Collect from the data below each line with "this".

**Data for the task**
┄┄┄┄┄┄┄┄┄┄

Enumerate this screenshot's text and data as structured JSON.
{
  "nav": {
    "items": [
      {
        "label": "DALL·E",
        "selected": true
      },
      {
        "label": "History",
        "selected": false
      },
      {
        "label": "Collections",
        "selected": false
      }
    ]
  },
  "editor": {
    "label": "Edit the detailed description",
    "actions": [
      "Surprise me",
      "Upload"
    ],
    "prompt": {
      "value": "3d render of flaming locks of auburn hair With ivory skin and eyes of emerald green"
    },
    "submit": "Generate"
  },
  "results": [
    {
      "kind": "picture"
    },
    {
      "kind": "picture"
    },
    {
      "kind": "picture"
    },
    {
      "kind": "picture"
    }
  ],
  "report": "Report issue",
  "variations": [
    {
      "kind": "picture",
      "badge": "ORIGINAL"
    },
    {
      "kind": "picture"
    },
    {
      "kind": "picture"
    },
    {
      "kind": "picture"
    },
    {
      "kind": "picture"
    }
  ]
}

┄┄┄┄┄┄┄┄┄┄

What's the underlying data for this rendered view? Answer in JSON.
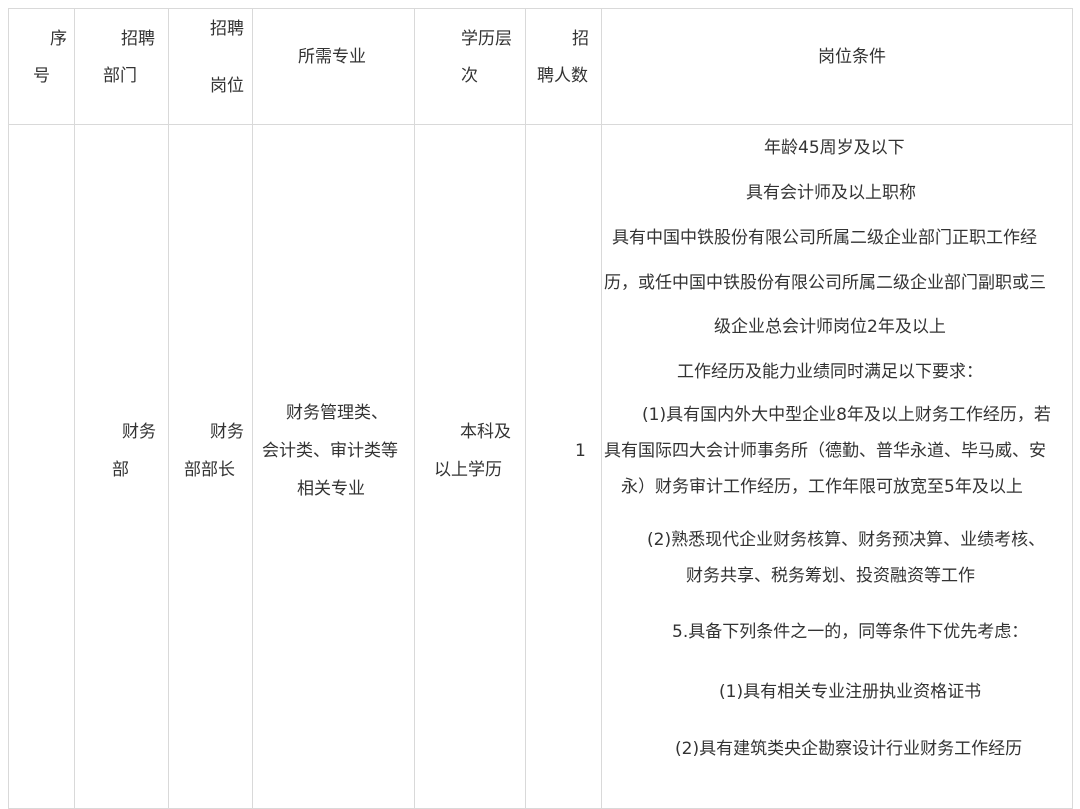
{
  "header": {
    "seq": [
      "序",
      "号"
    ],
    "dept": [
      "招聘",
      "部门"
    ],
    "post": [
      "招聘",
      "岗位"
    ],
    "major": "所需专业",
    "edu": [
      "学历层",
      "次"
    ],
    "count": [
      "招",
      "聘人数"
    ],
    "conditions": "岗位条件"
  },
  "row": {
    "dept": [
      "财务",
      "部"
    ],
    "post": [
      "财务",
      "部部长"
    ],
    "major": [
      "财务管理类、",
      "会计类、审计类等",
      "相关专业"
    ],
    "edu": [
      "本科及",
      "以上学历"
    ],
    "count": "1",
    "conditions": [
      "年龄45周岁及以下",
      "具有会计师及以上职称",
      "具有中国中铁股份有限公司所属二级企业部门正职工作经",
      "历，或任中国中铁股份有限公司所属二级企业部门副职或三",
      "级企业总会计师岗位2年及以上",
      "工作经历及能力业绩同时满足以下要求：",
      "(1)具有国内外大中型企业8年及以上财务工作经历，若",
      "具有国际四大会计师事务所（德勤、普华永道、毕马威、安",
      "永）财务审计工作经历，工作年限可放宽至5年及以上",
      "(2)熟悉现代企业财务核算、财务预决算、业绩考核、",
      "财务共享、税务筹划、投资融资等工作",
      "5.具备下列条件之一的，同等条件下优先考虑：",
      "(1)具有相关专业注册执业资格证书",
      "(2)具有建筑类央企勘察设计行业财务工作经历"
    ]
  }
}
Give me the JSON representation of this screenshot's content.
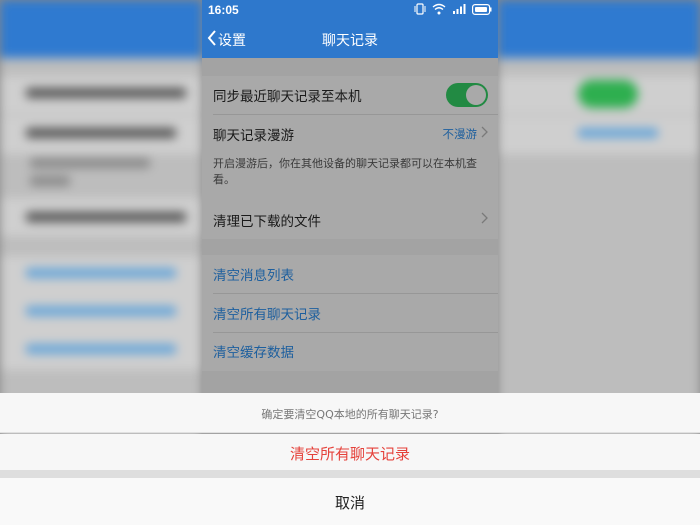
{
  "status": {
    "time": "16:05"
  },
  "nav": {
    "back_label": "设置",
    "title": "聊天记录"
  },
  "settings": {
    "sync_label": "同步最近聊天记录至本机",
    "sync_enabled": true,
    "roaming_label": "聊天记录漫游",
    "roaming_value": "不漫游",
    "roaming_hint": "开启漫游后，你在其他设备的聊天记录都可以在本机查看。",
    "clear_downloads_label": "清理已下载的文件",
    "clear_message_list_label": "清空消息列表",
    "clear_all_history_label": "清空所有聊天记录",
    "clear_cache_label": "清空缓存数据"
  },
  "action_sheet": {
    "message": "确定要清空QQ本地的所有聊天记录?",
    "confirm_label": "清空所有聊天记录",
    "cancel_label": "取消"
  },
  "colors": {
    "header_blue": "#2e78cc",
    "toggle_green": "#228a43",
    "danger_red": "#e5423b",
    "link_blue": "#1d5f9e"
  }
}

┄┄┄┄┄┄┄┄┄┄

**Task result**
Enumerate this screenshot's text and data as structured JSON.
What's the underlying data for this rendered view? Answer in JSON.
Give me the JSON representation of this screenshot's content.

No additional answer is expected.